So Android isn’t free. If a vendor wants to install it on their devices, they have to pay a license fee. To whom? Google? The Open Handset Alliance? No, to Microsoft. To sell a device running Android, you have to pay Microsoft. Sounds like some crazy $#!%, but it’s closer to reality that some may realize.
For HTC, it’s already true. Microsoft got them to agree to pay a license fee on all their handsets, including those that run Android. Backed by that precedent, Microsoft is now pushing Motorola to do the same. If you understand the power of precedent in the legal world, then you know Moto, even if they weren’t dwarfed in size by MS, has little chance of resisting. I would not be surprised if, by this time next year, Samsung and LG will also be paying Microsoft to use Android.
Furthermore, old-timers may recognize parallels between this and the rise of MS-DOS where Microsoft’s licensing structure made it cheaper to pay MS a fee for every PC sold, regardless of whether it ran MS-DOS (which was alleged to have shut out competitors). You may also recall Apple was the power to beat at the time (distracting competitors from other concerns), and rock-solid UNIX, once seen as a potential OS standard, ultimately crumbled under its own fragmentation.
For as much as I shake my head at what Ballmer doesn’t know about tech, I admit the man knows business. Microsoft is moving toward making money on every Android device sold. Bing is steadily replacing Google as the search engine on Verizon’s Android devices.
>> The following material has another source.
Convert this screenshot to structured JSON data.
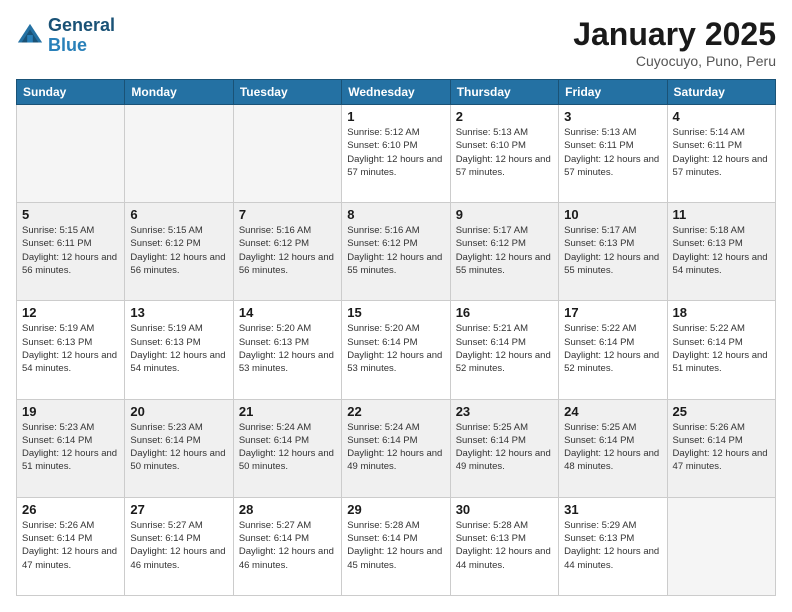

It’s actually conceivable that Microsoft could pull in more revenue from Android than Google does (at least in the States), and that will be some crazy $#!% indeed.